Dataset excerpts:
##########
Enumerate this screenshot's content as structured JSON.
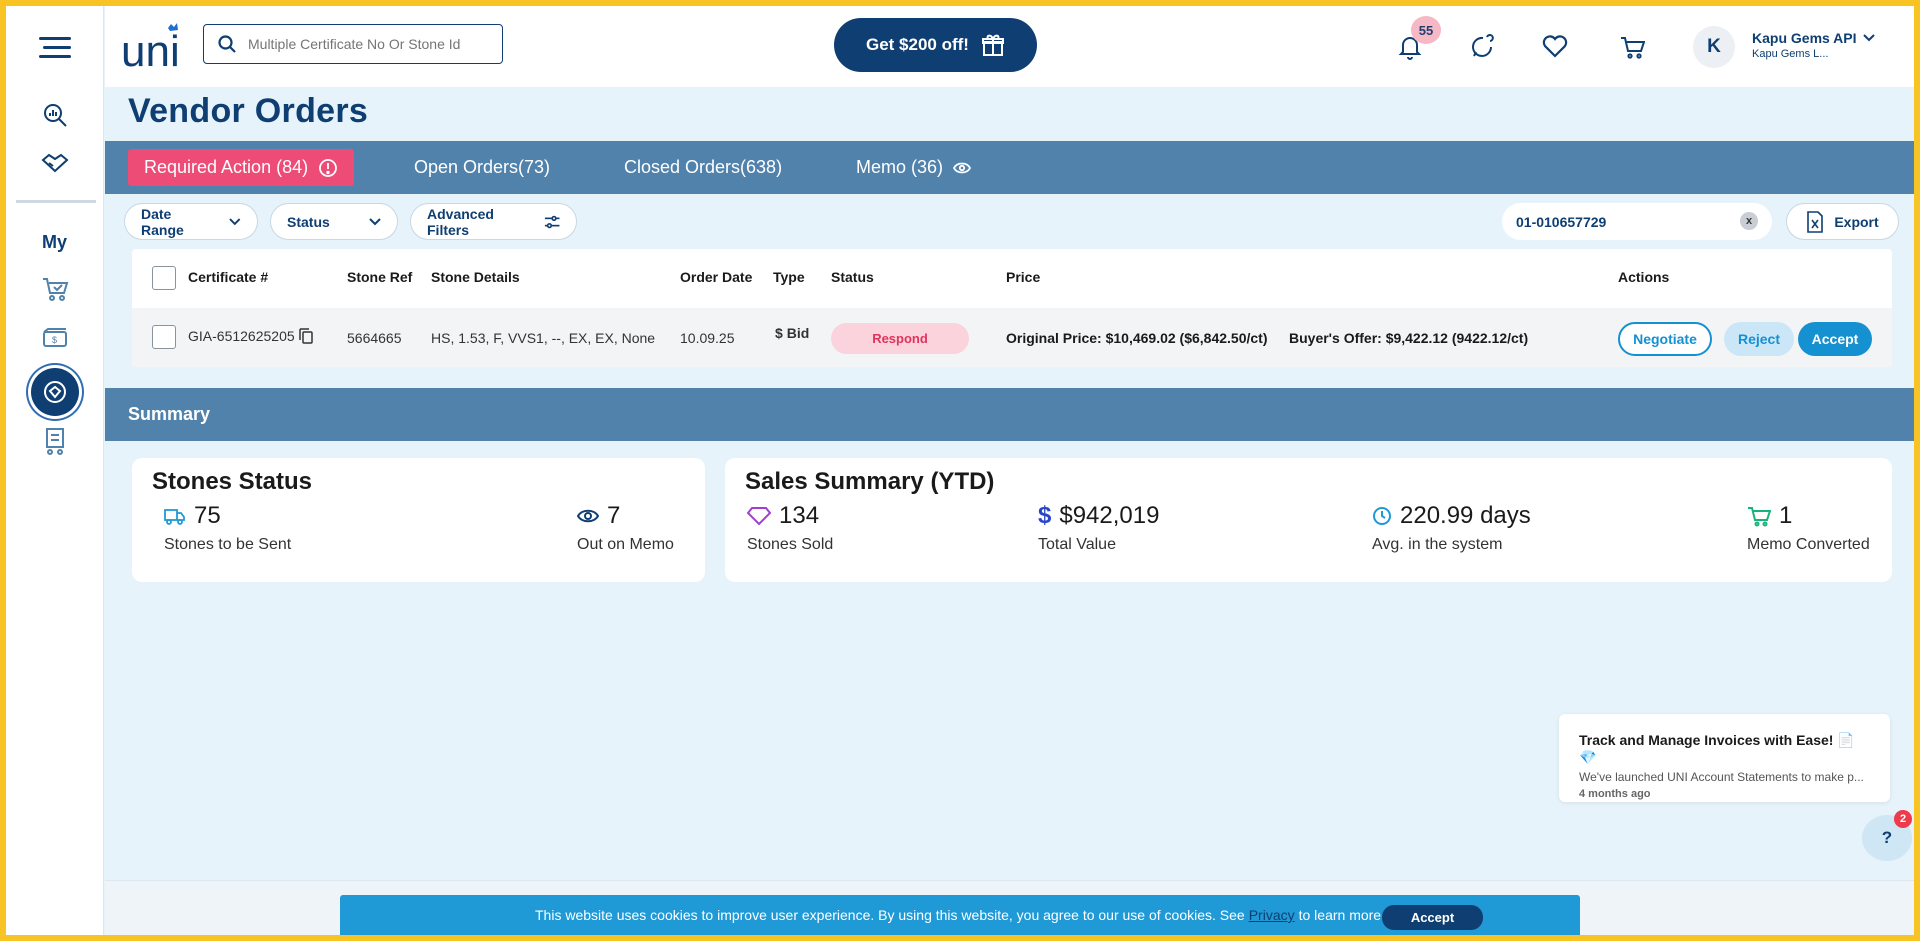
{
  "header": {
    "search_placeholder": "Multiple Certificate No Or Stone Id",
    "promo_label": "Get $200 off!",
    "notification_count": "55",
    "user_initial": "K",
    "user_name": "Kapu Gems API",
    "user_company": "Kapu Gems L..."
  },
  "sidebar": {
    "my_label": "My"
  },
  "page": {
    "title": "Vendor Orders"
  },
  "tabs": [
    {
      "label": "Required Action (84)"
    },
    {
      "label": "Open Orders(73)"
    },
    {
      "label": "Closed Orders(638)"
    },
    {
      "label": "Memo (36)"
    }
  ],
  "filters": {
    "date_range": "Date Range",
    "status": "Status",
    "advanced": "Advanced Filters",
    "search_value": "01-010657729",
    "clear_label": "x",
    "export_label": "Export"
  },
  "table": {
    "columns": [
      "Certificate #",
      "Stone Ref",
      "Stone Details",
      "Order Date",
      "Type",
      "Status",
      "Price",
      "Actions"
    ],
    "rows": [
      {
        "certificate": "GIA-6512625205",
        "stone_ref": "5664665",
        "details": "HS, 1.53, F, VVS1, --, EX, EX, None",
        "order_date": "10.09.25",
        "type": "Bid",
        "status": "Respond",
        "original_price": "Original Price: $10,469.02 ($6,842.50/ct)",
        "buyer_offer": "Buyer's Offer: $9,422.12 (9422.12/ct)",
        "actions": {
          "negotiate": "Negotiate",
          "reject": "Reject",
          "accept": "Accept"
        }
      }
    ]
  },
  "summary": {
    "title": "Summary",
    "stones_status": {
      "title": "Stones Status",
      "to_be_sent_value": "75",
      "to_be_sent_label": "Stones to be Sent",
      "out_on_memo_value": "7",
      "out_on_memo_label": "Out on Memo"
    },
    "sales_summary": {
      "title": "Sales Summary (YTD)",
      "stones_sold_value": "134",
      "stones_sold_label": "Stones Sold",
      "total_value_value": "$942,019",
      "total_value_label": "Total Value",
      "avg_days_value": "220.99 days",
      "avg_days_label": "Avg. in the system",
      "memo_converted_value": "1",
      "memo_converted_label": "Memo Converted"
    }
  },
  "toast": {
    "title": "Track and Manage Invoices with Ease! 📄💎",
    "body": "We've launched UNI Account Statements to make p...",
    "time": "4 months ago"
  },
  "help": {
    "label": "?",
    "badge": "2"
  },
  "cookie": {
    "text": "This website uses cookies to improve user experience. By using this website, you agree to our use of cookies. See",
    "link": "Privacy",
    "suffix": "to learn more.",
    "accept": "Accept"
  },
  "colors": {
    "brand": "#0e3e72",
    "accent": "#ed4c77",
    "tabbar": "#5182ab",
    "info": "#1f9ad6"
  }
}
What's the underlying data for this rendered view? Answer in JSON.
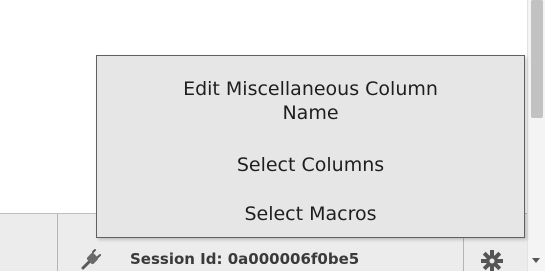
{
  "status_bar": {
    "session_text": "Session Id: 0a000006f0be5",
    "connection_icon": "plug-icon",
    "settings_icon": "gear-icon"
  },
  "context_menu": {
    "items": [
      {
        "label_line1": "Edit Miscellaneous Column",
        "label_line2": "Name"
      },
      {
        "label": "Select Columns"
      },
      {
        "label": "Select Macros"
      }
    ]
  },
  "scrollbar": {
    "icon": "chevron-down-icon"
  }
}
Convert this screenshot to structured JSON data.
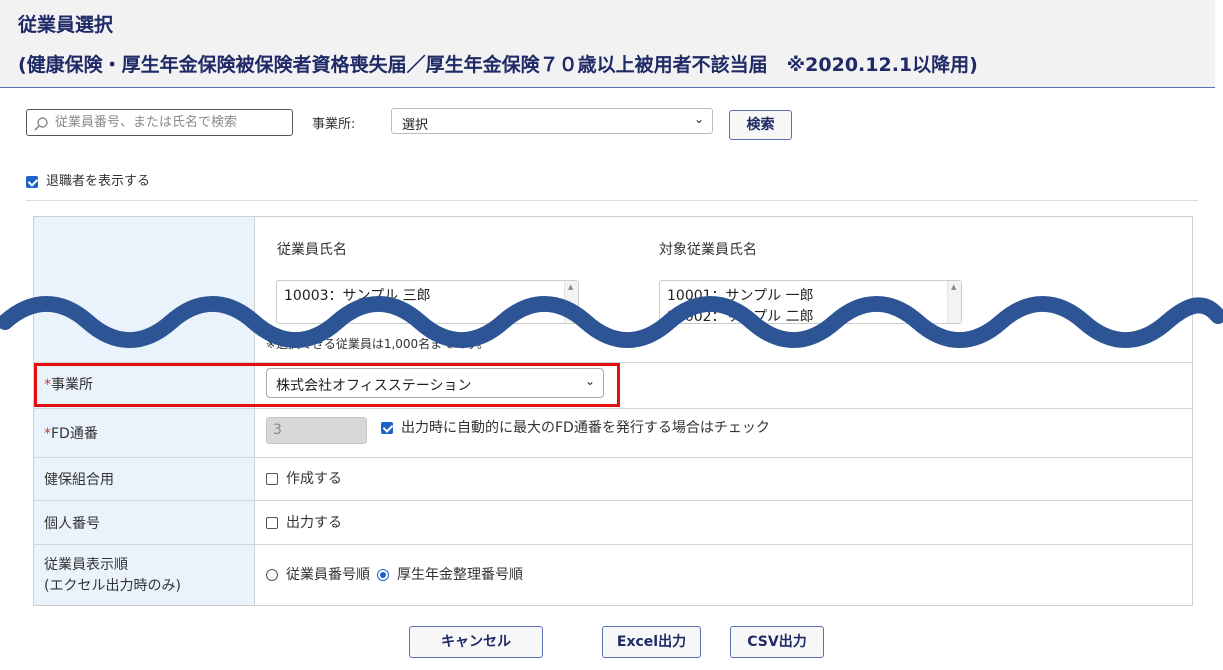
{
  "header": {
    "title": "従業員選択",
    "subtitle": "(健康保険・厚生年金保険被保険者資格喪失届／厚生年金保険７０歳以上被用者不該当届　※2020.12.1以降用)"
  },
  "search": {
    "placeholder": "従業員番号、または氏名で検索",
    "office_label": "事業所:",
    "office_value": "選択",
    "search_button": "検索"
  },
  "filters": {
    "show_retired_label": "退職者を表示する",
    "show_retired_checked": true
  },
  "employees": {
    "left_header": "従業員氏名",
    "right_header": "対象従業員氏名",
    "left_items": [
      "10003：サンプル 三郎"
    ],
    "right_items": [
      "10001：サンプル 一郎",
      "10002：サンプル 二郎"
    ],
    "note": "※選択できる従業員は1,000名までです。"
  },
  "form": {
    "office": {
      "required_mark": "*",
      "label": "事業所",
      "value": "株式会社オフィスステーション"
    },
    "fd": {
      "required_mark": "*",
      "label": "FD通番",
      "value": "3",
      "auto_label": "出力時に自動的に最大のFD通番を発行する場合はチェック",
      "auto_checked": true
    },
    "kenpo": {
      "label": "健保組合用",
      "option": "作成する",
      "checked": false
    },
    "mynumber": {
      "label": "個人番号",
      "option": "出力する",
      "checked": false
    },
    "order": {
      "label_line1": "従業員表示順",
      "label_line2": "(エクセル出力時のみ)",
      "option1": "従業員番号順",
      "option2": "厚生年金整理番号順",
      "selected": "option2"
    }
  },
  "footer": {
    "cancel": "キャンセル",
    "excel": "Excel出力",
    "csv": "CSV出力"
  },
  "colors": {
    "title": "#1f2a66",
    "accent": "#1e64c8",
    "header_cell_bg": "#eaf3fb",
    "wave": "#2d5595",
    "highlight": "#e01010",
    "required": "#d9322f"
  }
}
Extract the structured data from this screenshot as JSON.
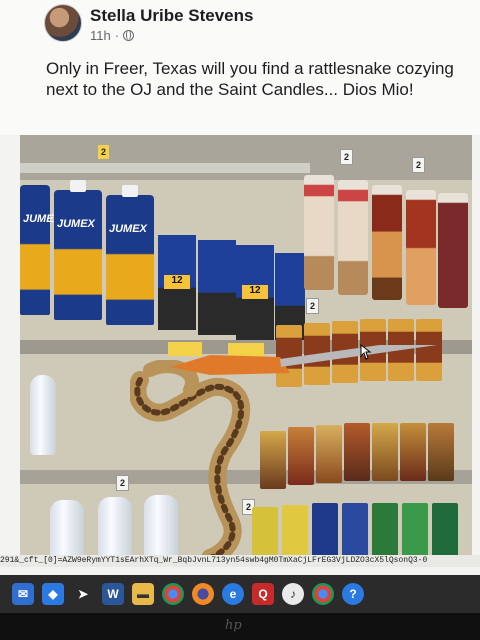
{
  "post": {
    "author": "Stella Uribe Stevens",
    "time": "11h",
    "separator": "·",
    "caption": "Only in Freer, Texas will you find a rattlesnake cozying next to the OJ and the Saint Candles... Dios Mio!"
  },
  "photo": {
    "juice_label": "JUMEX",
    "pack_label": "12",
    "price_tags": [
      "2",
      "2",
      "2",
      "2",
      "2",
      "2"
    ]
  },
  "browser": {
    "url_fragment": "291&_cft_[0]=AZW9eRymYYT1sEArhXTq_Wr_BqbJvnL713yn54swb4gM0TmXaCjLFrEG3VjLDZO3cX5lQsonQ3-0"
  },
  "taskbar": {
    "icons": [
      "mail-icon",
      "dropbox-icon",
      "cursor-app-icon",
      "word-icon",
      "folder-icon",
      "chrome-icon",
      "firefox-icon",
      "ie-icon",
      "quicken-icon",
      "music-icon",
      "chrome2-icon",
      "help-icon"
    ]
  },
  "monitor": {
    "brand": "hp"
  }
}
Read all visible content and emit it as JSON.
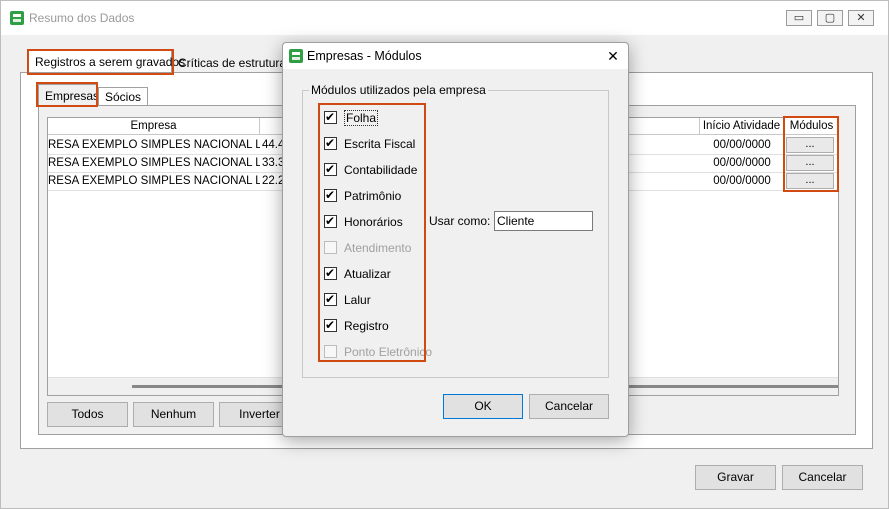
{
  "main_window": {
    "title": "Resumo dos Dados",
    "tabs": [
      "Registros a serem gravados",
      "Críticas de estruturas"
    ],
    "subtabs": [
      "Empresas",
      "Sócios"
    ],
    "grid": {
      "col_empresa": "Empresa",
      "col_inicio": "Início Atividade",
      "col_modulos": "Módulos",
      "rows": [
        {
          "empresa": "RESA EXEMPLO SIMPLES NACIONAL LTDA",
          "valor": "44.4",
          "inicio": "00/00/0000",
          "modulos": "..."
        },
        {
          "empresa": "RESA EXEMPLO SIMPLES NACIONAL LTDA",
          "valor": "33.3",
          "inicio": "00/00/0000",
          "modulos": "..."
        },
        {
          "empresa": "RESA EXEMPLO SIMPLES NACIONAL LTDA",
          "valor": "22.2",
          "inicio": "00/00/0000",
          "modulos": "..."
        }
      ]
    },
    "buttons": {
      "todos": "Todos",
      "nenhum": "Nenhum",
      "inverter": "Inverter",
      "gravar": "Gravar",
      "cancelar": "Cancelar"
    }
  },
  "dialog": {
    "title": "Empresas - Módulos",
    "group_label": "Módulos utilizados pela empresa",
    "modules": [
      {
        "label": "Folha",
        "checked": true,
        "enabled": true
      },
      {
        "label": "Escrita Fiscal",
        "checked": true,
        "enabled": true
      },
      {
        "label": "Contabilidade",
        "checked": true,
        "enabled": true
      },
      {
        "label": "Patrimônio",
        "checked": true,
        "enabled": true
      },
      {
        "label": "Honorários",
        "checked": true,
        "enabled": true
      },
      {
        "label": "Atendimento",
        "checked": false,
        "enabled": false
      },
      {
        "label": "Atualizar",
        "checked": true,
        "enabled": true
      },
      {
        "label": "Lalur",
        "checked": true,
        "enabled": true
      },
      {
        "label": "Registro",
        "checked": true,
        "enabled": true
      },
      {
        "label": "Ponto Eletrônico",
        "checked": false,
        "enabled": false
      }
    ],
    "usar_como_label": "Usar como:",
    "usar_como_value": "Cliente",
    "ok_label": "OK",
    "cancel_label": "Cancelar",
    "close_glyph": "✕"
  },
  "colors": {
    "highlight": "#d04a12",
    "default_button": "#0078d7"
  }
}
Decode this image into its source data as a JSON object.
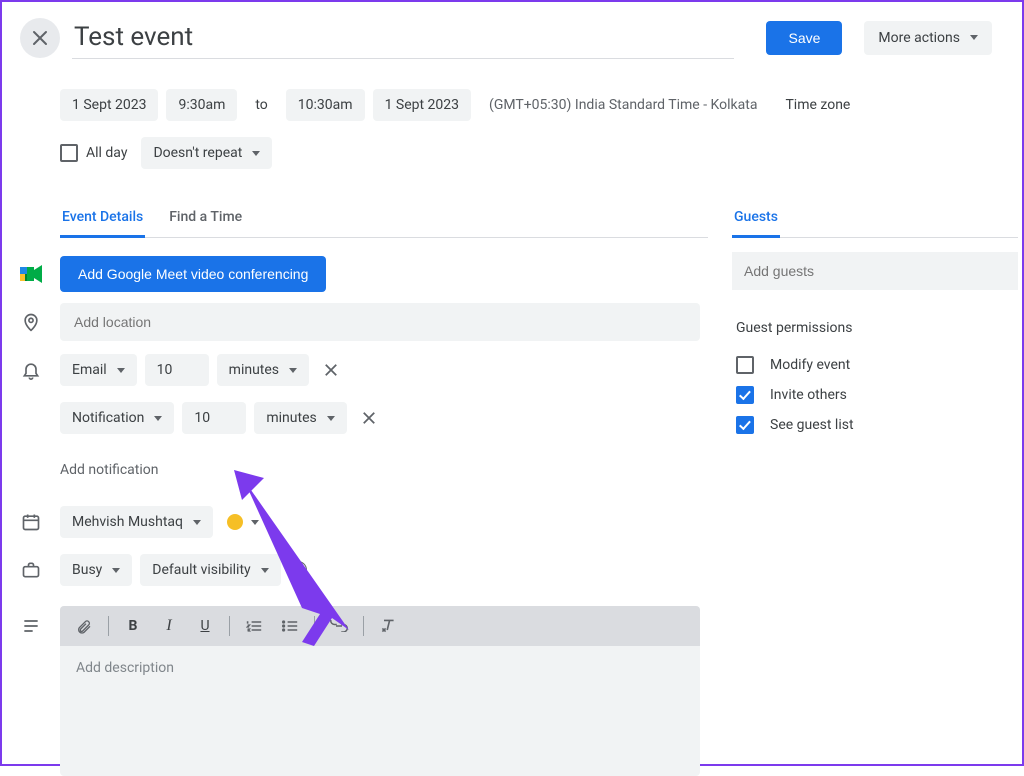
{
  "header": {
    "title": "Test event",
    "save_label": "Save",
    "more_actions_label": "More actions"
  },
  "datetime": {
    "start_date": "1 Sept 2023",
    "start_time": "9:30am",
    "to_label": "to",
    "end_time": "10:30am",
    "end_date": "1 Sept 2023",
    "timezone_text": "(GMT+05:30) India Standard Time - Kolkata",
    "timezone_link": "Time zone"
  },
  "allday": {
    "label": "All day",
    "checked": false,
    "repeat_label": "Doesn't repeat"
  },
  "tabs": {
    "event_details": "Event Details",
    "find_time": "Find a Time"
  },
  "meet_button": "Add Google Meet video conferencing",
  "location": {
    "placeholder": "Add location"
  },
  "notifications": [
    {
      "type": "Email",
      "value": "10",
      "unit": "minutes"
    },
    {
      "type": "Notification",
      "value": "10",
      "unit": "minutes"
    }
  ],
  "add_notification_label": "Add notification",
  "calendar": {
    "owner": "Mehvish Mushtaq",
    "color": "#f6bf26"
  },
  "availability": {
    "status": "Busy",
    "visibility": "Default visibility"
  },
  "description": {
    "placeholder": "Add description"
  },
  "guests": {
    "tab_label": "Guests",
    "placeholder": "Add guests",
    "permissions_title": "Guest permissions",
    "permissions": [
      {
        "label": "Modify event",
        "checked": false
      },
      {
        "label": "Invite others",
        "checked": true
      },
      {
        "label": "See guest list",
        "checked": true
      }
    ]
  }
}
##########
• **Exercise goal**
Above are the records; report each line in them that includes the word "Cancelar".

• **Result of this exercise**
      "cancelar": "Cancelar"
    "cancel_label": "Cancelar",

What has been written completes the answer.